TASK DETAILS -
Every line that contains "facebook" must be located and copied from the data.

STUDY MATERIAL -

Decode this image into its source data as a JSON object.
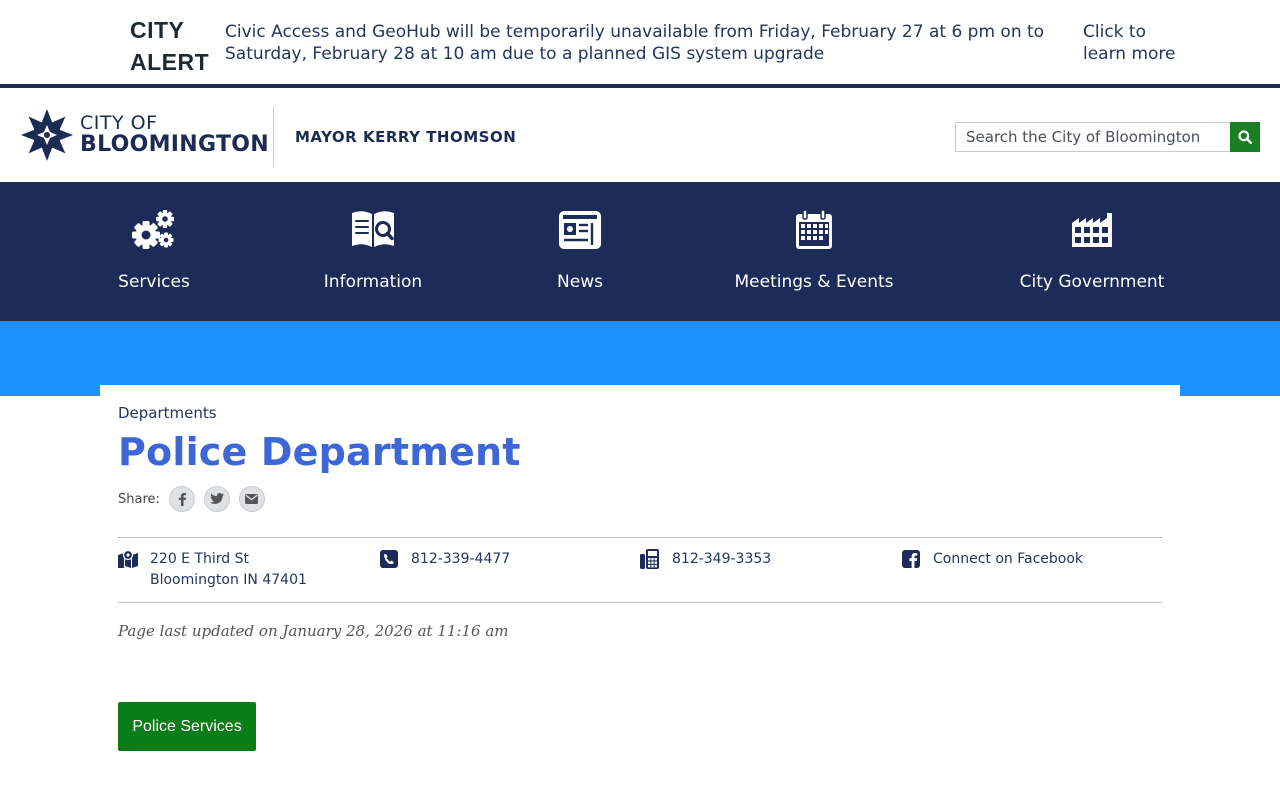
{
  "alert": {
    "title_line1": "CITY",
    "title_line2": "ALERT",
    "message": "Civic Access and GeoHub will be temporarily unavailable from Friday, February 27 at 6 pm on to Saturday, February 28 at 10 am due to a planned GIS system upgrade",
    "link": "Click to learn more"
  },
  "header": {
    "logo_line1": "CITY OF",
    "logo_line2": "BLOOMINGTON",
    "mayor": "MAYOR KERRY THOMSON",
    "search_placeholder": "Search the City of Bloomington"
  },
  "nav": {
    "items": [
      {
        "label": "Services",
        "icon": "gears-icon"
      },
      {
        "label": "Information",
        "icon": "book-search-icon"
      },
      {
        "label": "News",
        "icon": "newspaper-icon"
      },
      {
        "label": "Meetings & Events",
        "icon": "calendar-icon"
      },
      {
        "label": "City Government",
        "icon": "building-icon"
      }
    ]
  },
  "page": {
    "breadcrumb": "Departments",
    "title": "Police Department",
    "share_label": "Share:",
    "share_icons": [
      "facebook-icon",
      "twitter-icon",
      "email-icon"
    ],
    "contact": {
      "address_line1": "220 E Third St",
      "address_line2": "Bloomington IN 47401",
      "phone": "812-339-4477",
      "fax": "812-349-3353",
      "facebook": "Connect on Facebook"
    },
    "updated": "Page last updated on January 28, 2026 at 11:16 am",
    "services_button": "Police Services"
  },
  "colors": {
    "navy": "#1c2b57",
    "band_blue": "#1e90ff",
    "title_blue": "#3d66d6",
    "green": "#0b7d18"
  }
}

OUTPUT OF THE TASK -
      "facebook-icon",
      "facebook": "Connect on Facebook"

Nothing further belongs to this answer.